++++ Records for the task
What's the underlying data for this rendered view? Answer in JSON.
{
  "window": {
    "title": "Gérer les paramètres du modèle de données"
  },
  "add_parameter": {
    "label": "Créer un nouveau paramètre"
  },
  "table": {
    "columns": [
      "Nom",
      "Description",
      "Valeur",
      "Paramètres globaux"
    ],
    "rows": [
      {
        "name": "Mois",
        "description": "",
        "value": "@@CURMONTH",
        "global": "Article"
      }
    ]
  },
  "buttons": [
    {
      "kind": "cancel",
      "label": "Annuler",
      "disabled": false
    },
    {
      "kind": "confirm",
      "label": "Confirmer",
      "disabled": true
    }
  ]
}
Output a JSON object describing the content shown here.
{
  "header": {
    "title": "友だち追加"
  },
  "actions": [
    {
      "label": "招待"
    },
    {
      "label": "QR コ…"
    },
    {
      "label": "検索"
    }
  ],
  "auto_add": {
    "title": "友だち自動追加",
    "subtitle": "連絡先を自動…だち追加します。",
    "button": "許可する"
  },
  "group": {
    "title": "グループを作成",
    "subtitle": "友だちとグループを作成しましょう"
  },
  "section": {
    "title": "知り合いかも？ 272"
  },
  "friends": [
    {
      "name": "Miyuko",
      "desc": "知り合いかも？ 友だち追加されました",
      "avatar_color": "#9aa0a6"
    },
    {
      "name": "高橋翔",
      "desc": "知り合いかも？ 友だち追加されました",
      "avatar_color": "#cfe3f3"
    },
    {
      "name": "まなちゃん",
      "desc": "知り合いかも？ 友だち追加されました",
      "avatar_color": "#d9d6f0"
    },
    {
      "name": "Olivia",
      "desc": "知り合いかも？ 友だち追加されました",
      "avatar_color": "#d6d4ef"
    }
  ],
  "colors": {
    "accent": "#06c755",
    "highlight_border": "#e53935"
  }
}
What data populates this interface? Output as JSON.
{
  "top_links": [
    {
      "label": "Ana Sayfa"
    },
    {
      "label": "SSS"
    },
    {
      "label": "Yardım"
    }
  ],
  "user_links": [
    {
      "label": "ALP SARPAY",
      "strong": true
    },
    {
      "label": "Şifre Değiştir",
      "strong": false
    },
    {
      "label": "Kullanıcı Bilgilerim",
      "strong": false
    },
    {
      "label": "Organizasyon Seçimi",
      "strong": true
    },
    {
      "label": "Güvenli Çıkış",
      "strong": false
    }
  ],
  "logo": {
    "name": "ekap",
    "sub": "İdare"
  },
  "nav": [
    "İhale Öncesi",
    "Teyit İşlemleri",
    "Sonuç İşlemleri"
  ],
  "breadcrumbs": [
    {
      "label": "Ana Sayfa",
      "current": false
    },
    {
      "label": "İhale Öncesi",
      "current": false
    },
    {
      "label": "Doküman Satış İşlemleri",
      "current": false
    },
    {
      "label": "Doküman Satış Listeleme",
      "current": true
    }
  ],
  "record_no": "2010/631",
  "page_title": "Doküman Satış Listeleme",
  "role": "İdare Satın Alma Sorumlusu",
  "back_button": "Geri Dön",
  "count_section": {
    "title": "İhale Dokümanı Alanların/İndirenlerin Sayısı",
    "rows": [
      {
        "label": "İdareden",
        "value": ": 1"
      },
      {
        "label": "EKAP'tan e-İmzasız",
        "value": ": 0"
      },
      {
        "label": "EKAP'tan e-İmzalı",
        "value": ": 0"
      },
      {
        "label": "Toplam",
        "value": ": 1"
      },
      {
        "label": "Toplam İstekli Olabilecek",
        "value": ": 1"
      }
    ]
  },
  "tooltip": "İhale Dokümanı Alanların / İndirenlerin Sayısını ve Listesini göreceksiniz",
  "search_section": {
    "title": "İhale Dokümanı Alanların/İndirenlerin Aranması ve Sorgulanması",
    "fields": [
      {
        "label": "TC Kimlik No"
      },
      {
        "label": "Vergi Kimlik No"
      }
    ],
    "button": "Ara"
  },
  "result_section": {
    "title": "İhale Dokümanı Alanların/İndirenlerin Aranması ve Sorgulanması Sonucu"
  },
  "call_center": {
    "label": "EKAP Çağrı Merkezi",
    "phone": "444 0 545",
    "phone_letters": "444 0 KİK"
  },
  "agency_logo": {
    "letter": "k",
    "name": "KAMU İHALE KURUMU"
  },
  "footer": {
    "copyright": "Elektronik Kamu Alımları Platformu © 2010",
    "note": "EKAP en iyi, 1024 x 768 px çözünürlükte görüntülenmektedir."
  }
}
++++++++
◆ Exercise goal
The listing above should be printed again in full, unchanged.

◆ Output of the exercise
What's the underlying data for this rendered view? Answer in JSON.
{
  "window": {
    "title": "Gérer les paramètres du modèle de données"
  },
  "add_parameter": {
    "label": "Créer un nouveau paramètre"
  },
  "table": {
    "columns": [
      "Nom",
      "Description",
      "Valeur",
      "Paramètres globaux"
    ],
    "rows": [
      {
        "name": "Mois",
        "description": "",
        "value": "@@CURMONTH",
        "global": "Article"
      }
    ]
  },
  "buttons": [
    {
      "kind": "cancel",
      "label": "Annuler",
      "disabled": false
    },
    {
      "kind": "confirm",
      "label": "Confirmer",
      "disabled": true
    }
  ]
}
Output a JSON object describing the content shown here.
{
  "header": {
    "title": "友だち追加"
  },
  "actions": [
    {
      "label": "招待"
    },
    {
      "label": "QR コ…"
    },
    {
      "label": "検索"
    }
  ],
  "auto_add": {
    "title": "友だち自動追加",
    "subtitle": "連絡先を自動…だち追加します。",
    "button": "許可する"
  },
  "group": {
    "title": "グループを作成",
    "subtitle": "友だちとグループを作成しましょう"
  },
  "section": {
    "title": "知り合いかも？ 272"
  },
  "friends": [
    {
      "name": "Miyuko",
      "desc": "知り合いかも？ 友だち追加されました",
      "avatar_color": "#9aa0a6"
    },
    {
      "name": "高橋翔",
      "desc": "知り合いかも？ 友だち追加されました",
      "avatar_color": "#cfe3f3"
    },
    {
      "name": "まなちゃん",
      "desc": "知り合いかも？ 友だち追加されました",
      "avatar_color": "#d9d6f0"
    },
    {
      "name": "Olivia",
      "desc": "知り合いかも？ 友だち追加されました",
      "avatar_color": "#d6d4ef"
    }
  ],
  "colors": {
    "accent": "#06c755",
    "highlight_border": "#e53935"
  }
}
What data populates this interface? Output as JSON.
{
  "top_links": [
    {
      "label": "Ana Sayfa"
    },
    {
      "label": "SSS"
    },
    {
      "label": "Yardım"
    }
  ],
  "user_links": [
    {
      "label": "ALP SARPAY",
      "strong": true
    },
    {
      "label": "Şifre Değiştir",
      "strong": false
    },
    {
      "label": "Kullanıcı Bilgilerim",
      "strong": false
    },
    {
      "label": "Organizasyon Seçimi",
      "strong": true
    },
    {
      "label": "Güvenli Çıkış",
      "strong": false
    }
  ],
  "logo": {
    "name": "ekap",
    "sub": "İdare"
  },
  "nav": [
    "İhale Öncesi",
    "Teyit İşlemleri",
    "Sonuç İşlemleri"
  ],
  "breadcrumbs": [
    {
      "label": "Ana Sayfa",
      "current": false
    },
    {
      "label": "İhale Öncesi",
      "current": false
    },
    {
      "label": "Doküman Satış İşlemleri",
      "current": false
    },
    {
      "label": "Doküman Satış Listeleme",
      "current": true
    }
  ],
  "record_no": "2010/631",
  "page_title": "Doküman Satış Listeleme",
  "role": "İdare Satın Alma Sorumlusu",
  "back_button": "Geri Dön",
  "count_section": {
    "title": "İhale Dokümanı Alanların/İndirenlerin Sayısı",
    "rows": [
      {
        "label": "İdareden",
        "value": ": 1"
      },
      {
        "label": "EKAP'tan e-İmzasız",
        "value": ": 0"
      },
      {
        "label": "EKAP'tan e-İmzalı",
        "value": ": 0"
      },
      {
        "label": "Toplam",
        "value": ": 1"
      },
      {
        "label": "Toplam İstekli Olabilecek",
        "value": ": 1"
      }
    ]
  },
  "tooltip": "İhale Dokümanı Alanların / İndirenlerin Sayısını ve Listesini göreceksiniz",
  "search_section": {
    "title": "İhale Dokümanı Alanların/İndirenlerin Aranması ve Sorgulanması",
    "fields": [
      {
        "label": "TC Kimlik No"
      },
      {
        "label": "Vergi Kimlik No"
      }
    ],
    "button": "Ara"
  },
  "result_section": {
    "title": "İhale Dokümanı Alanların/İndirenlerin Aranması ve Sorgulanması Sonucu"
  },
  "call_center": {
    "label": "EKAP Çağrı Merkezi",
    "phone": "444 0 545",
    "phone_letters": "444 0 KİK"
  },
  "agency_logo": {
    "letter": "k",
    "name": "KAMU İHALE KURUMU"
  },
  "footer": {
    "copyright": "Elektronik Kamu Alımları Platformu © 2010",
    "note": "EKAP en iyi, 1024 x 768 px çözünürlükte görüntülenmektedir."
  }
}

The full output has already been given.